HMT discussion for Wed/21 Mar
While yesterday's system missed the HMT area with only 0.03 inches at Blue Canyon, scattered thunderstorms did develop in the afternoon as predicted by WFO SAC, with 0.20 inches at SAC. The bulk of the precipitation though was just to the south where the southern portion of the trough slowed and a circulation developed. Max amounts seen on the ALERT gages were 1.99 east of Fresno, and 0.93 inches at Milo. So close but the split of the system likely cut the HMT area off from significant precipitation.
A look at the current hemispheric view shows our strong jet now crossing the Dateline with the center of the associated trough near 45N/175E. There has been a nice flareup of convection near 5-10N/130E and the water vapor loop shows a connection of moisture from this area into the system. As noted yesterday this moisture plume will continue to be stretched out as the jet and trough progress into the eastern Pacific with the plume first hitting more the Pacific Northwest this weekend and then ill-defined when the main trough comes through Mon-Tue of next week. Most of the models are progressive with the wave for early next week except for the ECMWF, which over the last two runs has been slower by 12-24 hours and deeper. Assuming all the precipitation this weekend remains to the north of the HMT, a potentially close call late Sunday, then the main precipitation via the GFS and most of the other models begins around 12-18z on Mon/26 Mar. The 12z GFS starts the rains about 18z on Monday. Heavy precipitation then falls late Monday/Monday night (especially 00-06z/Tue on the latest GFS runs with over an inch at Blue Canyon (BLU) in this period on the 00z GFS) before trough passage around 12-15z/Tue and then precipitation ending around 00z/Wed. Again, the ECMWF model would have a slower evolution. Total precip in the 00z and 06z GFS runs was 1.8 inches at BLU, with more to the nw (especially so with the 06z run). The12z GFS is a little bit faster with the trough passage and down some on the total precip at BLU, with 1.07 total but up to 1.75 to the northwest. Appears there would be some warm advection moisture initially and wsw to sw winds at 700 mb reach about 40 kts before trough passage in the 00z GFS, and actually peaking near 60 kts in the 12z GFS. The 12z Canadian model run was a little faster than the GFS by about 6 hours, and ends up with around 1.5 to 2 inches total precip in the area. The NOGAPS 12z run is also very progressive with a decent amount of precip. The new 12z ECMWF run is just coming in and remains a little slower and stronger than the other runs. As with the GFS, it is still a progressive system. All models then have a strong wave and a cold system, so probably good cold advection convective precipitation would follow whatever falls ahead of the trough. Additionally, in terms of any potential remaining atmospheric river, there does appear to be what remains of the extended band of higher precipitable water hitting the Pacific Northwest this weekend that shifts southward to near the HMT area ahead of the wave, but, as we noted in the call today, the models do not seem to produce precip with this. Perhaps if this moisture is a little better then we might expect an earlier start to the precip via warm sector precipitation ahead of the trough, so will watch for signs of that over the next couple of days in the model forecasts.
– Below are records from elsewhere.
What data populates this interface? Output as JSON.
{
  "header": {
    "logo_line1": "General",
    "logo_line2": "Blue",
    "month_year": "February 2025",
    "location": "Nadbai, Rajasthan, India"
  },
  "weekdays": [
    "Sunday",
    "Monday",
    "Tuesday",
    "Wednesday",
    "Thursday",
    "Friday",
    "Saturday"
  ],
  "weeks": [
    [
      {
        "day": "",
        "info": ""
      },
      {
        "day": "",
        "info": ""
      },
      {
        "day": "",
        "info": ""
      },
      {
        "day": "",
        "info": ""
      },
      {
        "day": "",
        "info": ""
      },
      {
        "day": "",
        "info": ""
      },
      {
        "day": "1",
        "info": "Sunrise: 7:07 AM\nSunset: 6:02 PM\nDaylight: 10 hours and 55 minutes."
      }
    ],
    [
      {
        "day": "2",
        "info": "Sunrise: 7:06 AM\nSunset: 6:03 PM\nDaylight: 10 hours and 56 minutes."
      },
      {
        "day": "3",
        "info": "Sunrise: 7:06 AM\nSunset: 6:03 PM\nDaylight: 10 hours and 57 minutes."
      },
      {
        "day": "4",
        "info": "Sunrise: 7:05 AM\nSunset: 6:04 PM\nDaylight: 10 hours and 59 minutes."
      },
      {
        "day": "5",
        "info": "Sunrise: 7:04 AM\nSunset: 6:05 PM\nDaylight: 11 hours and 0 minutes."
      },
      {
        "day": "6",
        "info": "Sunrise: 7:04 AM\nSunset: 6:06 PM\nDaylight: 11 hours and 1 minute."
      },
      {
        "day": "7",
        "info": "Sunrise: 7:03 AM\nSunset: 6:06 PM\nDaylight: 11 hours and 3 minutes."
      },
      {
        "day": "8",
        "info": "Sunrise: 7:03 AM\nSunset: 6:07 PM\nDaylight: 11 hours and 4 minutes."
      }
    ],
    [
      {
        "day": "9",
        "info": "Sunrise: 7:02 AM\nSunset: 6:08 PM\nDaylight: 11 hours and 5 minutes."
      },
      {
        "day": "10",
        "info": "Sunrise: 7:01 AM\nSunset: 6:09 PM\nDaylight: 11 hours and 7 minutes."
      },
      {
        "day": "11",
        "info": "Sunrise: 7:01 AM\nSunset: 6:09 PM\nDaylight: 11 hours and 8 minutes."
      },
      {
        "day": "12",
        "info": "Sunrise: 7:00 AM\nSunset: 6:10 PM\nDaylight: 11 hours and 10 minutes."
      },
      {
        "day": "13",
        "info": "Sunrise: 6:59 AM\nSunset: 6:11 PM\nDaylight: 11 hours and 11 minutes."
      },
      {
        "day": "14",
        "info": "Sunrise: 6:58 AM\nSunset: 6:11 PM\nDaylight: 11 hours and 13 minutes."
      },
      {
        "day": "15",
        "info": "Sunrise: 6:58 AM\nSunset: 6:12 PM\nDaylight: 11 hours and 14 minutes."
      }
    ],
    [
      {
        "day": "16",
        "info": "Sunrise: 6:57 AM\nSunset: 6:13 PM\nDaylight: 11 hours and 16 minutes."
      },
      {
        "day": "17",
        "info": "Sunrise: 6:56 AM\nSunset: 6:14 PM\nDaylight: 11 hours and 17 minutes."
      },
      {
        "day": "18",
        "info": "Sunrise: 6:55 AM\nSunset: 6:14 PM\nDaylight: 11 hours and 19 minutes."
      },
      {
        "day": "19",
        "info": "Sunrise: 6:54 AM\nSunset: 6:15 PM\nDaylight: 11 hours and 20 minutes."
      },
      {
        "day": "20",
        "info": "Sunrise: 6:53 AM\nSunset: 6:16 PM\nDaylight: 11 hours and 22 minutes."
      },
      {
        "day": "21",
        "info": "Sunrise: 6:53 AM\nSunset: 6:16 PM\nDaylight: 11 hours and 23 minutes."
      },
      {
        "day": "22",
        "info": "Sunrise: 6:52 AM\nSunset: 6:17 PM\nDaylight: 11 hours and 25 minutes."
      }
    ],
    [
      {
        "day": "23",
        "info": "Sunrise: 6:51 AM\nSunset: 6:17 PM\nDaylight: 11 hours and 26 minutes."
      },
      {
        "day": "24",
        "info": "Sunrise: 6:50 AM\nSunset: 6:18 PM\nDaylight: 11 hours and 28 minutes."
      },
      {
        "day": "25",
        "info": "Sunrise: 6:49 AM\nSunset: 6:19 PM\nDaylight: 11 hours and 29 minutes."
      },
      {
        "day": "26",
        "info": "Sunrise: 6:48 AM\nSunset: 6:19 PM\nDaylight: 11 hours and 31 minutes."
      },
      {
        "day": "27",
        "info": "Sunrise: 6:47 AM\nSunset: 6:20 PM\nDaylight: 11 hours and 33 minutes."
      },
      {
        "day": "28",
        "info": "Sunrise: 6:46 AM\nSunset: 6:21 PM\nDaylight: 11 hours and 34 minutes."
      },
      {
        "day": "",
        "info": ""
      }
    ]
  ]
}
Looking beyond this system the GFS and Canadian models bring another wave more out of the northwest but rather potent for Thu perhaps into Friday with a quick shot of well over an inch of precipitation, although the new run of the GFS is farther north with this second wave and most of the precipitation misses the HMT area. Again, the ECMWF model (00z run) is way slower with this system, trying in fact to phase it with the closed low that is moving across the Pacific in all the models behind our system for early next week. So in the EC solution the system has not reached the coast even in 10 days. Interestingly, the 00z GFS ensembles support both GFS waves and there are really no members in the 00z GFS ensemble supporting the slower ECMWF solution for the Mon-Tue storm, and not many supporting the slower EC solution for later in the week. On the other hand, the ECMWF has done a decent long range job of showing a diving wave with the system currently in the western CONUS. Looking to the first week in April, the GFS ensembles support a general trough along the West Coast or in the far western CONUS. The 12z GFS ensembles have stalled in coming in, so won't wait for those at this point.
ed szoke NOAA/GSD